■ Problem to work on:
Whenever a picture appears, leave it out while repeating all the other data exactly.
━━ Records supplied ━━
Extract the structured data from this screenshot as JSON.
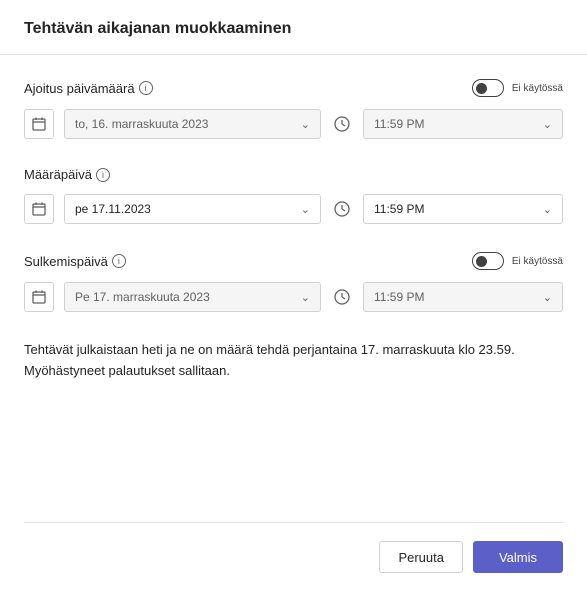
{
  "title": "Tehtävän aikajanan muokkaaminen",
  "schedule": {
    "label": "Ajoitus päivämäärä",
    "toggle_label": "Ei käytössä",
    "date": "to,    16. marraskuuta 2023",
    "time": "11:59 PM"
  },
  "due": {
    "label": "Määräpäivä",
    "date": "pe 17.11.2023",
    "time": "11:59 PM"
  },
  "close": {
    "label": "Sulkemispäivä",
    "toggle_label": "Ei käytössä",
    "date": "Pe   17. marraskuuta 2023",
    "time": "11:59 PM"
  },
  "summary": "Tehtävät julkaistaan heti ja ne on määrä tehdä perjantaina 17. marraskuuta klo 23.59. Myöhästyneet palautukset sallitaan.",
  "actions": {
    "cancel": "Peruuta",
    "done": "Valmis"
  }
}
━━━
■ Completed exercise:
Extract the structured data from this screenshot as JSON.
{
  "title": "Tehtävän aikajanan muokkaaminen",
  "schedule": {
    "label": "Ajoitus päivämäärä",
    "toggle_label": "Ei käytössä",
    "date": "to,    16. marraskuuta 2023",
    "time": "11:59 PM"
  },
  "due": {
    "label": "Määräpäivä",
    "date": "pe 17.11.2023",
    "time": "11:59 PM"
  },
  "close": {
    "label": "Sulkemispäivä",
    "toggle_label": "Ei käytössä",
    "date": "Pe   17. marraskuuta 2023",
    "time": "11:59 PM"
  },
  "summary": "Tehtävät julkaistaan heti ja ne on määrä tehdä perjantaina 17. marraskuuta klo 23.59. Myöhästyneet palautukset sallitaan.",
  "actions": {
    "cancel": "Peruuta",
    "done": "Valmis"
  }
}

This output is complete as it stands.